» **What you are asked to do**:
Examine each line of the data. Copy the line if it includes the word "Advanced".

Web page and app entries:
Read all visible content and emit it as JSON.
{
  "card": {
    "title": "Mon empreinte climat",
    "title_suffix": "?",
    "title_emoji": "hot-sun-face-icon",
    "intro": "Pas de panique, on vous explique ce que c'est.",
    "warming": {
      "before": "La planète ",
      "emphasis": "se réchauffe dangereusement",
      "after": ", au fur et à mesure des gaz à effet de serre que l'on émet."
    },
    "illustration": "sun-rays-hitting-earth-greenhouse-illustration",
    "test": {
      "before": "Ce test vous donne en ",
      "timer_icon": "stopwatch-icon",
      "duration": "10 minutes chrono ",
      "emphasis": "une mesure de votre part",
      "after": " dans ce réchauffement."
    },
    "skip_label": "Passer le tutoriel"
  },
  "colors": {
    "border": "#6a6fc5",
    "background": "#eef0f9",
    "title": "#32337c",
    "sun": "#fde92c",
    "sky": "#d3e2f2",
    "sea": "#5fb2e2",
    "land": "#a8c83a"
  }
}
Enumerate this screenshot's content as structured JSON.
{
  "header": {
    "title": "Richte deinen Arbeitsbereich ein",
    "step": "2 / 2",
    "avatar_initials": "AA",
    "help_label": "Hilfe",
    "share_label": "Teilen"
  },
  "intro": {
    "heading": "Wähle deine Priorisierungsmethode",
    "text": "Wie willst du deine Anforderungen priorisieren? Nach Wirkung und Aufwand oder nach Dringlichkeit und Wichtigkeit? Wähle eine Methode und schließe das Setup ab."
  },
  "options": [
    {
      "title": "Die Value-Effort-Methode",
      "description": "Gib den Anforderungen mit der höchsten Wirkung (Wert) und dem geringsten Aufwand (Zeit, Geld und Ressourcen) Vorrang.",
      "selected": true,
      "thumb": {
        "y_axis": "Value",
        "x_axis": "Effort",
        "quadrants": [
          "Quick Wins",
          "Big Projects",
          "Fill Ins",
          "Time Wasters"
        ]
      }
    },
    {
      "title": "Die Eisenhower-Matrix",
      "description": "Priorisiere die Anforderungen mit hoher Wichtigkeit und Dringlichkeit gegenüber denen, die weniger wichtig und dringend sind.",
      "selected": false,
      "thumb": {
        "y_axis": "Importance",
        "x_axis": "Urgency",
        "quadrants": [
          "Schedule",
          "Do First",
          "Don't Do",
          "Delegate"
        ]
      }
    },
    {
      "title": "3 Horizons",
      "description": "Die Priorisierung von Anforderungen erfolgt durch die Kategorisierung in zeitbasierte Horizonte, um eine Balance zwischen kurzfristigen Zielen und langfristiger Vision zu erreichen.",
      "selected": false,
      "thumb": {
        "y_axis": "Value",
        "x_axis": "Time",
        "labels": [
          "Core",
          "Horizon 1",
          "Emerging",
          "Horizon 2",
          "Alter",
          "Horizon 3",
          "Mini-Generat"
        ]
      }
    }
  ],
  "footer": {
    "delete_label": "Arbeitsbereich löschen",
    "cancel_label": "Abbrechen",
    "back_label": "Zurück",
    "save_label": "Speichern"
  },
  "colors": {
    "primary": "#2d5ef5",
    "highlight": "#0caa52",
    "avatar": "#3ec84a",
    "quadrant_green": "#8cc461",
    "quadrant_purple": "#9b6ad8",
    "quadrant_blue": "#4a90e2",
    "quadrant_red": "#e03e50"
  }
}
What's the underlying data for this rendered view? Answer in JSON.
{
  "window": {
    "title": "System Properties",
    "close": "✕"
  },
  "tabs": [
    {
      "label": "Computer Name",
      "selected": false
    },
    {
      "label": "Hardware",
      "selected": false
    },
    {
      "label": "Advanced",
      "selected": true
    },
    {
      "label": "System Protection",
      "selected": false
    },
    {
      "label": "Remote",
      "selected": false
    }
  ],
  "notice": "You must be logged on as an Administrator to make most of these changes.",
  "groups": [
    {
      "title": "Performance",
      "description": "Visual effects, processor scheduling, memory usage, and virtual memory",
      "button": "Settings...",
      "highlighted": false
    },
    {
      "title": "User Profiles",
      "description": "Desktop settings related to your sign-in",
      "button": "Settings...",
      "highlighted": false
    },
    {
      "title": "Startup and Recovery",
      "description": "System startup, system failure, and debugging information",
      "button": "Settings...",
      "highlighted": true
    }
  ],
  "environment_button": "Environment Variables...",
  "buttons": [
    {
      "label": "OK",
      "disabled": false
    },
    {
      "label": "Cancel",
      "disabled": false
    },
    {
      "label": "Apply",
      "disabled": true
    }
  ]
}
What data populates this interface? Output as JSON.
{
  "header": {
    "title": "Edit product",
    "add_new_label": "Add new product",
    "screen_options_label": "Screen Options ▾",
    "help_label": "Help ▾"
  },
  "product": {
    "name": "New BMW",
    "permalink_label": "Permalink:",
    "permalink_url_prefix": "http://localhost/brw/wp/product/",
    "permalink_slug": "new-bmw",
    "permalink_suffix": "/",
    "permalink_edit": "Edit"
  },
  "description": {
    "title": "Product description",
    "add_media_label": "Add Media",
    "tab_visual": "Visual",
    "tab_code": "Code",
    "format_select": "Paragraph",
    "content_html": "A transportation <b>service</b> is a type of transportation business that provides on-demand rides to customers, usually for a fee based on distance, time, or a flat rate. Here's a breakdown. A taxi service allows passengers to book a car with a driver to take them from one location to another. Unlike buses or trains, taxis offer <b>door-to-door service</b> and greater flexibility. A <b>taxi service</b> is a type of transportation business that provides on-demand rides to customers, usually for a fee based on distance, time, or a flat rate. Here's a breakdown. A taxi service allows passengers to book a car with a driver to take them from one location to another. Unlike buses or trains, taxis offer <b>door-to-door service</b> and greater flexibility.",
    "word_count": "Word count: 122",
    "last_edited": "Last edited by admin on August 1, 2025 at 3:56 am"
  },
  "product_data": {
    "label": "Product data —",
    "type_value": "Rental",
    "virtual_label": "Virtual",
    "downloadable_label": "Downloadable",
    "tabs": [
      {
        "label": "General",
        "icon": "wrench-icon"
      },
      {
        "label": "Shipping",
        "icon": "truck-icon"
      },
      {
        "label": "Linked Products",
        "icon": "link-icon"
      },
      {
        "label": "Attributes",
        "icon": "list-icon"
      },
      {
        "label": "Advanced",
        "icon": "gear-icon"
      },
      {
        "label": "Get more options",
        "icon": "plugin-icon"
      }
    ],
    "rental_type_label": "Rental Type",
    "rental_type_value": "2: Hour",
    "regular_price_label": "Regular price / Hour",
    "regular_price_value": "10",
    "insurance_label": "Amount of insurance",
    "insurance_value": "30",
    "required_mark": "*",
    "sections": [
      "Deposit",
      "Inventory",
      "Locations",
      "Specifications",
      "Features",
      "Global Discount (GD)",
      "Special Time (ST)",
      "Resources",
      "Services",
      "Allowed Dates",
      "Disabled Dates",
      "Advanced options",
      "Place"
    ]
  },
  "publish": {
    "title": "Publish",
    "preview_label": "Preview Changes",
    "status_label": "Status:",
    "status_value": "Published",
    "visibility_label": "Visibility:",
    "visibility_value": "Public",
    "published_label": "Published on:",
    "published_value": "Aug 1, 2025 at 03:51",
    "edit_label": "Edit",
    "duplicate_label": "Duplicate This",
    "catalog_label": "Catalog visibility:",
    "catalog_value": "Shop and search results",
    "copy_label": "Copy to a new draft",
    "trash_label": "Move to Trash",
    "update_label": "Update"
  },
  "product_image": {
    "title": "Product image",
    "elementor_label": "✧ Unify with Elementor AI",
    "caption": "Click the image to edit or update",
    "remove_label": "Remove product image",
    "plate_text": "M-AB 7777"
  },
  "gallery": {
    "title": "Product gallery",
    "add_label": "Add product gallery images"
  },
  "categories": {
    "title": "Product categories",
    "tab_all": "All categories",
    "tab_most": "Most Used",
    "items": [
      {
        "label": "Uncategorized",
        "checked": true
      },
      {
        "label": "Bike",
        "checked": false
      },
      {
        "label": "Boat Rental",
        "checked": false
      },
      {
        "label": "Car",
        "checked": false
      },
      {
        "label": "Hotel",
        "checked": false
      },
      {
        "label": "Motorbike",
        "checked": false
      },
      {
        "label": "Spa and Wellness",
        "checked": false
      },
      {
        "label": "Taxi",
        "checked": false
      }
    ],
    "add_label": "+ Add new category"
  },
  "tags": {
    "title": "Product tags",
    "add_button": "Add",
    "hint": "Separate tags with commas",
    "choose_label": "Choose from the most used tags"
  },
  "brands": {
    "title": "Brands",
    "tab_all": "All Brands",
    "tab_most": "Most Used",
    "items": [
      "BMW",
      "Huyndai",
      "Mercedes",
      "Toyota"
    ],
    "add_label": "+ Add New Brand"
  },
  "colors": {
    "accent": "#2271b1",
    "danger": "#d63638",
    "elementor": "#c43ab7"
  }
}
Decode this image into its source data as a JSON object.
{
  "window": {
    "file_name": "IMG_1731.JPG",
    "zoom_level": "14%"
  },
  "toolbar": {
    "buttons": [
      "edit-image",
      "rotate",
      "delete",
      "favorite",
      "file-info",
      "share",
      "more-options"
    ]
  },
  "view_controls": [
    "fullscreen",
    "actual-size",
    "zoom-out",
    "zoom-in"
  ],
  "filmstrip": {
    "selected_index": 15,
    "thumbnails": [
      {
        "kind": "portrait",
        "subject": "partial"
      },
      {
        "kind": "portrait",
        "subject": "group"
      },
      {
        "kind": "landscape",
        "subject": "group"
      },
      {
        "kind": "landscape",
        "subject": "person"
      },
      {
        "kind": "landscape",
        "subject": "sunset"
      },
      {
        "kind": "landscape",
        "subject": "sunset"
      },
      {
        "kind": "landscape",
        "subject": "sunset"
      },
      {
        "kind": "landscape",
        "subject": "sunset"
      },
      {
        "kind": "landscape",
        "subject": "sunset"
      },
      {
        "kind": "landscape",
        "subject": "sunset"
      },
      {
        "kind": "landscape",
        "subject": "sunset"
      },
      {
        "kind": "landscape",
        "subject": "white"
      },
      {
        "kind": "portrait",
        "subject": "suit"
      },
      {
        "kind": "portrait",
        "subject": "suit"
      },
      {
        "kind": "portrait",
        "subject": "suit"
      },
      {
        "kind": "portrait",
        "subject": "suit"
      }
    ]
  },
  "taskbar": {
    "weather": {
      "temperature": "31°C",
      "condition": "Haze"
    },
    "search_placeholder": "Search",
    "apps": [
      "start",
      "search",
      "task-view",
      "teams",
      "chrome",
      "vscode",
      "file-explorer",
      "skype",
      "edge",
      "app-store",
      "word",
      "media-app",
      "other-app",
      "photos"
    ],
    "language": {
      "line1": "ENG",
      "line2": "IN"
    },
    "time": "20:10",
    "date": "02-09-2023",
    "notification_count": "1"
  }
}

» **Solution to the exercise**:
      "label": "Advanced",
        "label": "Advanced",
      "Advanced options",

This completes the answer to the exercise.